Carroll Yesteryears

21 June 2009

Odd Fellows Hall Was Magnet for Events

by Mary Ann Ashcraft

Some buildings just happen to sit in the midst of history.  While you can say that many places on Westminster’s Main Street fall into that category, few have witnessed so many interesting events inside their walls as Odd Fellows Hall, now the home of Opera House Printing.

Today the three-story brick building at 140 East Main looks almost as it did when it was built for $9,000 by Salem Lodge #60 of the Independent Order of Odd Fellows and dedicated in 1858.  Probably the largest building in the County outside of the Courthouse at the time, it quickly became the prime location for activities of all sorts.
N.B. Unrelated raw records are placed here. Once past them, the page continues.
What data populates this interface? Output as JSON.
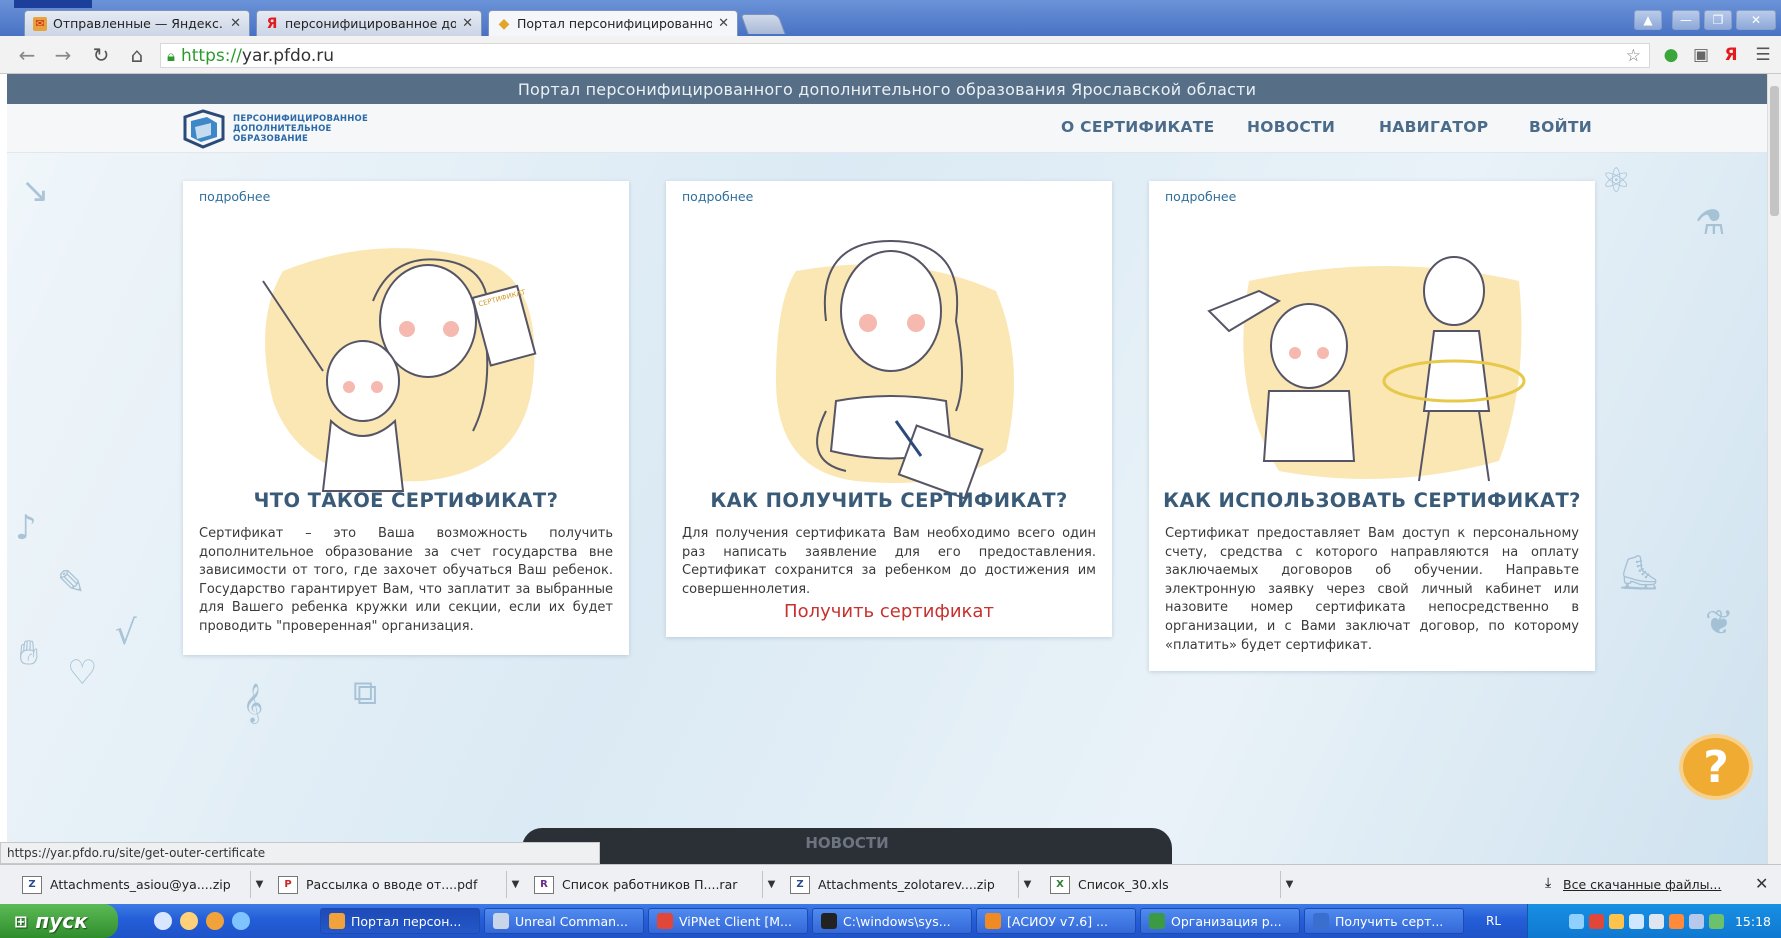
{
  "browser": {
    "tabs": [
      {
        "title": "Отправленные — Яндекс.Почта",
        "icon": "yandex-mail-icon",
        "active": false
      },
      {
        "title": "персонифицированное дополнительное",
        "icon": "yandex-search-icon",
        "active": false
      },
      {
        "title": "Портал персонифицированного",
        "icon": "portal-favicon-icon",
        "active": true
      }
    ],
    "url_scheme": "https://",
    "url_host": "yar.pfdo.ru"
  },
  "portal": {
    "header_title": "Портал персонифицированного дополнительного образования Ярославской области",
    "logo_text": [
      "ПЕРСОНИФИЦИРОВАННОЕ",
      "ДОПОЛНИТЕЛЬНОЕ",
      "ОБРАЗОВАНИЕ"
    ],
    "nav": [
      "О СЕРТИФИКАТЕ",
      "НОВОСТИ",
      "НАВИГАТОР",
      "ВОЙТИ"
    ]
  },
  "cards": [
    {
      "more": "подробнее",
      "title": "ЧТО ТАКОЕ СЕРТИФИКАТ?",
      "text": "Сертификат – это Ваша возможность получить дополнительное образование за счет государства вне зависимости от того, где захочет обучаться Ваш ребенок. Государство гарантирует Вам, что заплатит за выбранные для Вашего ребенка кружки или секции, если их будет проводить \"проверенная\" организация."
    },
    {
      "more": "подробнее",
      "title": "КАК ПОЛУЧИТЬ СЕРТИФИКАТ?",
      "text": "Для получения сертификата Вам необходимо всего один раз написать заявление для его предоставления. Сертификат сохранится за ребенком до достижения им совершеннолетия.",
      "link": "Получить сертификат"
    },
    {
      "more": "подробнее",
      "title": "КАК ИСПОЛЬЗОВАТЬ СЕРТИФИКАТ?",
      "text": "Сертификат предоставляет Вам доступ к персональному счету, средства с которого направляются на оплату заключаемых договоров об обучении. Направьте электронную заявку через свой личный кабинет или назовите номер сертификата непосредственно в организации, и с Вами заключат договор, по которому «платить» будет сертификат."
    }
  ],
  "certificate_label": "СЕРТИФИКАТ",
  "news_peek": "НОВОСТИ",
  "status_url": "https://yar.pfdo.ru/site/get-outer-certificate",
  "downloads": {
    "items": [
      "Attachments_asiou@ya....zip",
      "Рассылка о вводе от....pdf",
      "Список работников П....rar",
      "Attachments_zolotarev....zip",
      "Список_30.xls"
    ],
    "all_label": "Все скачанные файлы..."
  },
  "taskbar": {
    "start": "пуск",
    "windows": [
      "Портал персон...",
      "Unreal Comman...",
      "ViPNet Client [M...",
      "C:\\windows\\sys...",
      "[АСИОУ v7.6] ...",
      "Организация р...",
      "Получить серт..."
    ],
    "lang": "RL",
    "clock": "15:18"
  },
  "colors": {
    "portal_bar": "#566f86",
    "title": "#3a5b78",
    "link_red": "#c7312e",
    "help": "#f0ab32",
    "taskbar": "#245ed8",
    "start": "#3a9a36"
  }
}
Shortly before the Civil War, a local military “guard unit” with Southern sympathies met in the Odd Fellows Hall.  With the outbreak of hostilities, Federal soldiers arrived from Baltimore to disarm and oust that group.  On June 29, 1863, a handful of men from the 150th NY Infantry Provost Detail who were headquartered in the building charged out the door as Confederate General J. E. B. Stuart and his huge cavalry division rode into town.  They wound up being captured, but Westminster was only briefly in Rebel hands.  The 150th departed at the end of summer.

Later that year the Westminster Library, with its collection of about 300 books, opened in the Hall each Friday afternoon to offer literature to “persons of all creeds.”  The building, from its earliest years, served many purposes – newspaper office, concert hall, oyster saloon, stage for plays and vaudeville performances, meeting place for a variety of organizations and finally for manufacturing.

In 1894, a tornado whipped through the city, tearing off the roof and demolishing a wall, but the building was soon repaired and events resumed on its stage.  The nickname “Opera House” probably stems from the 1909 decision by the Odd Fellows to create a special opera room.  That opened in 1912 and became the town’s first movie theatre.

An event called “Class Night,” which was associated with graduation from Westminster High School, attracted about 400 people in the 1920s, so we have an idea of the audience size the building could accommodate.  It was here in the early 1930s that government representatives presented speeches to explain President Roosevelt’s New Deal programs, but the Hall still continued to serve as a place for entertainment as well.  By the late 1930s, at least part of the building was being used for production of men’s and women’s clothing.

Perhaps the most famous person to ever appear at Odd Fellows Hall was the abolitionist Frederick Douglass in October 1870.  The American Sentinel reported his speech “delighted those who were fortunate enough to hear it…the opinion of all present was that Mr. Douglass ranks as an orator among the very ablest of our country.”

At this year’s Corbit’s Charge Commemoration taking place June 26-28, Michael Crutcher, Sr., who closely resembles Frederick Douglass, will interpret Douglass’ life at 2 p.m. on June 27 and 11:30 a.m. on June 28 in a tent on the grounds opposite the County Office Building, North Court Street.  The event is free.

Mary Ann Ashcraft is a library volunteer at the Historical Society of Carroll County.

Photo credit: Historical Society of Carroll County

Photo caption:  An image of Frederick Douglass is inset beside the Odd Fellows Hall, Westminster, as it appeared about 1885.  Douglass spoke to a large, integrated audience there in October 1870.